▸ Work request:
Copy all data exactly. Skip pictures.

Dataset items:
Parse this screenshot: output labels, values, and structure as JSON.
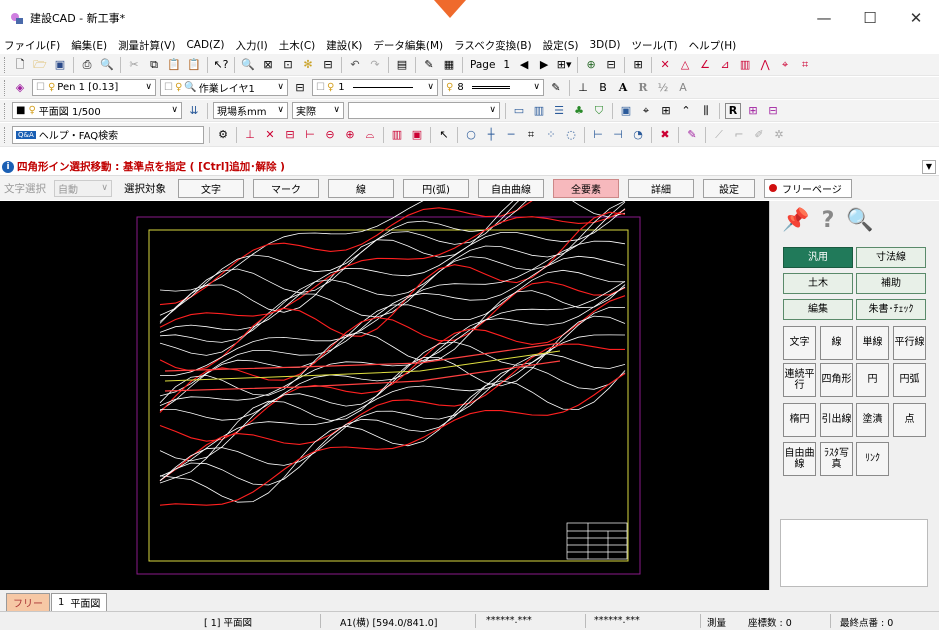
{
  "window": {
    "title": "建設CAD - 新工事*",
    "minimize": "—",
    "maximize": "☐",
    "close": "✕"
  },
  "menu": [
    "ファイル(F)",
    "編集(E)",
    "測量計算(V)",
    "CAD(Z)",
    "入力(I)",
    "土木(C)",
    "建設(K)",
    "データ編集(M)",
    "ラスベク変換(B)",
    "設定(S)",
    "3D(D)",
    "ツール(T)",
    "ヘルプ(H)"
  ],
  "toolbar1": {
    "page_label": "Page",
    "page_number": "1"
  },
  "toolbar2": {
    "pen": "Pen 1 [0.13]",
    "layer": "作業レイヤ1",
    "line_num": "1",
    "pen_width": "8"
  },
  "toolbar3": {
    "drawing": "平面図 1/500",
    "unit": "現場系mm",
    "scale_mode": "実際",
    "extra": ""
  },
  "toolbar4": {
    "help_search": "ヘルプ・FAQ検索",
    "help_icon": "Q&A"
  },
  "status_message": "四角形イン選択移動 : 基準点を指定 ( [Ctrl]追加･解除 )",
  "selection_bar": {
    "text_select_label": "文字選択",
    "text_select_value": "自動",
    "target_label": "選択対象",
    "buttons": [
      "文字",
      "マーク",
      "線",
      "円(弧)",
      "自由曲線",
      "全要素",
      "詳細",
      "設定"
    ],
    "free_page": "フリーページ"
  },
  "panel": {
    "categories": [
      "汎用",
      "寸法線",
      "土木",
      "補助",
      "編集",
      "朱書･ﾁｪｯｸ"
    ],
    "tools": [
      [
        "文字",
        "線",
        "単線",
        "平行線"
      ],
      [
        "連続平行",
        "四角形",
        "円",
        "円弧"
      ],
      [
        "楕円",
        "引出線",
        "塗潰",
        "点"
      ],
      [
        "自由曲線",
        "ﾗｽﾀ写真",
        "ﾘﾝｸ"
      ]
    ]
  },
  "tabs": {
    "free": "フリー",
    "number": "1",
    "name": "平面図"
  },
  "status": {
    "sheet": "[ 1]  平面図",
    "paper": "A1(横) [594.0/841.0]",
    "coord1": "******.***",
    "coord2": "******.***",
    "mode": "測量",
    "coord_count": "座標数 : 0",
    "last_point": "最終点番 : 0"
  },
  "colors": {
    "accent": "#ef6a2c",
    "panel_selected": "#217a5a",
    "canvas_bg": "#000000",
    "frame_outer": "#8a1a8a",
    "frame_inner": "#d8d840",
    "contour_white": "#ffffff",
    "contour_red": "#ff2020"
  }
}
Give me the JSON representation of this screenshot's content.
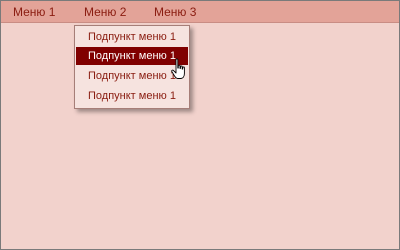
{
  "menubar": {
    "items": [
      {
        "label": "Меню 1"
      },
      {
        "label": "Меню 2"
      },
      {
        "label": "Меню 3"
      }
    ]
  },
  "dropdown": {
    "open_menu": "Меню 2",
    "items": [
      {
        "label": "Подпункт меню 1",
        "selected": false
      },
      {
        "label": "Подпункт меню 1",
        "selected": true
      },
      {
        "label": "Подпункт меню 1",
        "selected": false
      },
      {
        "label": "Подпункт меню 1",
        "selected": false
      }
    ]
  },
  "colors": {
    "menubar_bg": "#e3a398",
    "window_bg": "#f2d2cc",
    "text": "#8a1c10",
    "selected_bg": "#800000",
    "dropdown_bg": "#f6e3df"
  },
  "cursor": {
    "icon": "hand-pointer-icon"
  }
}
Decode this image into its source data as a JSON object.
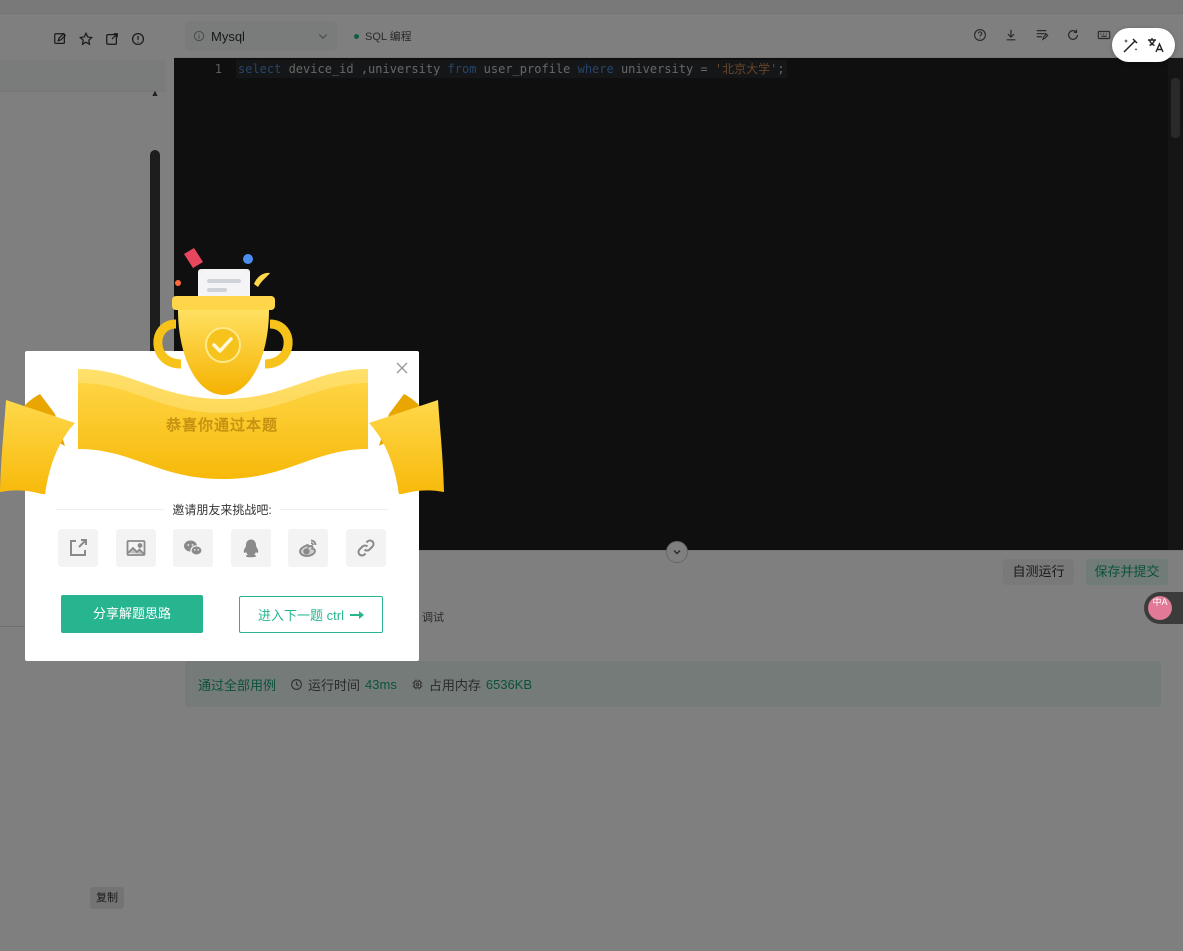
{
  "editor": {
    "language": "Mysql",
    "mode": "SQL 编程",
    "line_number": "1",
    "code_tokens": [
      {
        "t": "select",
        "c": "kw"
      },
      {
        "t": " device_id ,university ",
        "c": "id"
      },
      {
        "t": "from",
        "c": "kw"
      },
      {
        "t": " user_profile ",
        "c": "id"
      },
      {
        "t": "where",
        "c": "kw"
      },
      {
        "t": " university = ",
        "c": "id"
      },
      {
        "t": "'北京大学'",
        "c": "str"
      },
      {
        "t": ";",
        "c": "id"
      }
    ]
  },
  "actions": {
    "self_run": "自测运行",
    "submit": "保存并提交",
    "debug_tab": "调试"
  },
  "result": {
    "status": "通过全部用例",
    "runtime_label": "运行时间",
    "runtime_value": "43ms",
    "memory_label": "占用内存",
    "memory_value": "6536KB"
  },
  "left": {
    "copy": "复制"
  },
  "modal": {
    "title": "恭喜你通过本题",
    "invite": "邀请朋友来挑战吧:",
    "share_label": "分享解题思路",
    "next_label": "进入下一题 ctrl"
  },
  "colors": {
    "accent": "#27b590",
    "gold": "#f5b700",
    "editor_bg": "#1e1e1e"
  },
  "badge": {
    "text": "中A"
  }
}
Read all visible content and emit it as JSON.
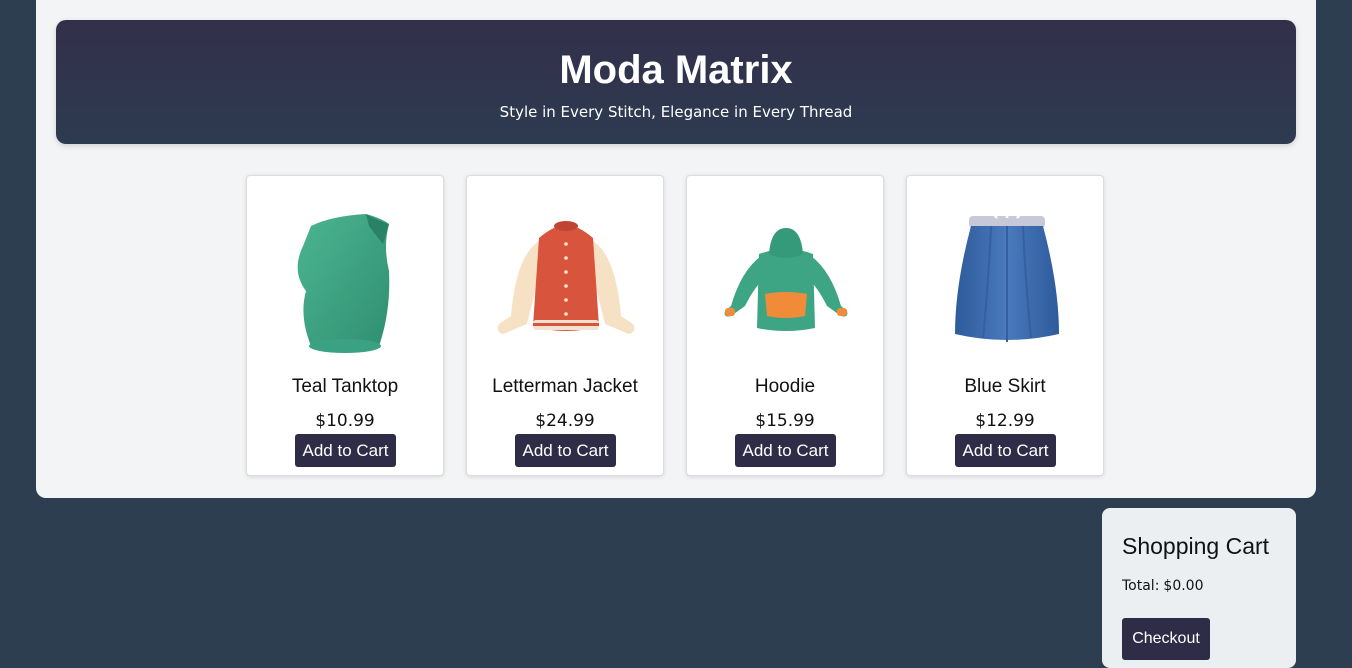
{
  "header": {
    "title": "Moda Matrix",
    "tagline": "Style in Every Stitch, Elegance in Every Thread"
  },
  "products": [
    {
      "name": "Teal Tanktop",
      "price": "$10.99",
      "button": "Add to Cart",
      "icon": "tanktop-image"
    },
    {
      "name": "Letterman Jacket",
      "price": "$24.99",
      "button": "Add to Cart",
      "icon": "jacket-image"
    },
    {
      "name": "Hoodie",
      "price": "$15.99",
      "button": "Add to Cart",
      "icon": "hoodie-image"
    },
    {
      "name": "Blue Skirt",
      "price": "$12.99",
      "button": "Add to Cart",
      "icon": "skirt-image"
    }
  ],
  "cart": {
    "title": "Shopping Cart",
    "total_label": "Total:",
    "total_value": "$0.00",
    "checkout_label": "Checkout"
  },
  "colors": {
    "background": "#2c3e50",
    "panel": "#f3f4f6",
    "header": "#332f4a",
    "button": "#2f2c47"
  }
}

▸ Answer section:
Parse this screenshot: output labels, values, and structure as JSON.
{
  "window": {
    "title": "建設CAD - 新工事*",
    "minimize": "—",
    "maximize": "☐",
    "close": "✕"
  },
  "menu": [
    "ファイル(F)",
    "編集(E)",
    "測量計算(V)",
    "CAD(Z)",
    "入力(I)",
    "土木(C)",
    "建設(K)",
    "データ編集(M)",
    "ラスベク変換(B)",
    "設定(S)",
    "3D(D)",
    "ツール(T)",
    "ヘルプ(H)"
  ],
  "toolbar1": {
    "page_label": "Page",
    "page_number": "1"
  },
  "toolbar2": {
    "pen": "Pen 1 [0.13]",
    "layer": "作業レイヤ1",
    "line_num": "1",
    "pen_width": "8"
  },
  "toolbar3": {
    "drawing": "平面図 1/500",
    "unit": "現場系mm",
    "scale_mode": "実際",
    "extra": ""
  },
  "toolbar4": {
    "help_search": "ヘルプ・FAQ検索",
    "help_icon": "Q&A"
  },
  "status_message": "四角形イン選択移動 : 基準点を指定 ( [Ctrl]追加･解除 )",
  "selection_bar": {
    "text_select_label": "文字選択",
    "text_select_value": "自動",
    "target_label": "選択対象",
    "buttons": [
      "文字",
      "マーク",
      "線",
      "円(弧)",
      "自由曲線",
      "全要素",
      "詳細",
      "設定"
    ],
    "free_page": "フリーページ"
  },
  "panel": {
    "categories": [
      "汎用",
      "寸法線",
      "土木",
      "補助",
      "編集",
      "朱書･ﾁｪｯｸ"
    ],
    "tools": [
      [
        "文字",
        "線",
        "単線",
        "平行線"
      ],
      [
        "連続平行",
        "四角形",
        "円",
        "円弧"
      ],
      [
        "楕円",
        "引出線",
        "塗潰",
        "点"
      ],
      [
        "自由曲線",
        "ﾗｽﾀ写真",
        "ﾘﾝｸ"
      ]
    ]
  },
  "tabs": {
    "free": "フリー",
    "number": "1",
    "name": "平面図"
  },
  "status": {
    "sheet": "[ 1]  平面図",
    "paper": "A1(横) [594.0/841.0]",
    "coord1": "******.***",
    "coord2": "******.***",
    "mode": "測量",
    "coord_count": "座標数 : 0",
    "last_point": "最終点番 : 0"
  },
  "colors": {
    "accent": "#ef6a2c",
    "panel_selected": "#217a5a",
    "canvas_bg": "#000000",
    "frame_outer": "#8a1a8a",
    "frame_inner": "#d8d840",
    "contour_white": "#ffffff",
    "contour_red": "#ff2020"
  }
}
Give me the JSON representation of this screenshot's content.
{
  "menubar": {
    "items": [
      {
        "label": "Меню 1"
      },
      {
        "label": "Меню 2"
      },
      {
        "label": "Меню 3"
      }
    ]
  },
  "dropdown": {
    "open_menu": "Меню 2",
    "items": [
      {
        "label": "Подпункт меню 1",
        "selected": false
      },
      {
        "label": "Подпункт меню 1",
        "selected": true
      },
      {
        "label": "Подпункт меню 1",
        "selected": false
      },
      {
        "label": "Подпункт меню 1",
        "selected": false
      }
    ]
  },
  "colors": {
    "menubar_bg": "#e3a398",
    "window_bg": "#f2d2cc",
    "text": "#8a1c10",
    "selected_bg": "#800000",
    "dropdown_bg": "#f6e3df"
  },
  "cursor": {
    "icon": "hand-pointer-icon"
  }
}
Decode this image into its source data as a JSON object.
{
  "editor": {
    "language": "Mysql",
    "mode": "SQL 编程",
    "line_number": "1",
    "code_tokens": [
      {
        "t": "select",
        "c": "kw"
      },
      {
        "t": " device_id ,university ",
        "c": "id"
      },
      {
        "t": "from",
        "c": "kw"
      },
      {
        "t": " user_profile ",
        "c": "id"
      },
      {
        "t": "where",
        "c": "kw"
      },
      {
        "t": " university = ",
        "c": "id"
      },
      {
        "t": "'北京大学'",
        "c": "str"
      },
      {
        "t": ";",
        "c": "id"
      }
    ]
  },
  "actions": {
    "self_run": "自测运行",
    "submit": "保存并提交",
    "debug_tab": "调试"
  },
  "result": {
    "status": "通过全部用例",
    "runtime_label": "运行时间",
    "runtime_value": "43ms",
    "memory_label": "占用内存",
    "memory_value": "6536KB"
  },
  "left": {
    "copy": "复制"
  },
  "modal": {
    "title": "恭喜你通过本题",
    "invite": "邀请朋友来挑战吧:",
    "share_label": "分享解题思路",
    "next_label": "进入下一题 ctrl"
  },
  "colors": {
    "accent": "#27b590",
    "gold": "#f5b700",
    "editor_bg": "#1e1e1e"
  },
  "badge": {
    "text": "中A"
  }
}
Read all visible content and emit it as JSON.
{
  "header": {
    "title": "Moda Matrix",
    "tagline": "Style in Every Stitch, Elegance in Every Thread"
  },
  "products": [
    {
      "name": "Teal Tanktop",
      "price": "$10.99",
      "button": "Add to Cart",
      "icon": "tanktop-image"
    },
    {
      "name": "Letterman Jacket",
      "price": "$24.99",
      "button": "Add to Cart",
      "icon": "jacket-image"
    },
    {
      "name": "Hoodie",
      "price": "$15.99",
      "button": "Add to Cart",
      "icon": "hoodie-image"
    },
    {
      "name": "Blue Skirt",
      "price": "$12.99",
      "button": "Add to Cart",
      "icon": "skirt-image"
    }
  ],
  "cart": {
    "title": "Shopping Cart",
    "total_label": "Total:",
    "total_value": "$0.00",
    "checkout_label": "Checkout"
  },
  "colors": {
    "background": "#2c3e50",
    "panel": "#f3f4f6",
    "header": "#332f4a",
    "button": "#2f2c47"
  }
}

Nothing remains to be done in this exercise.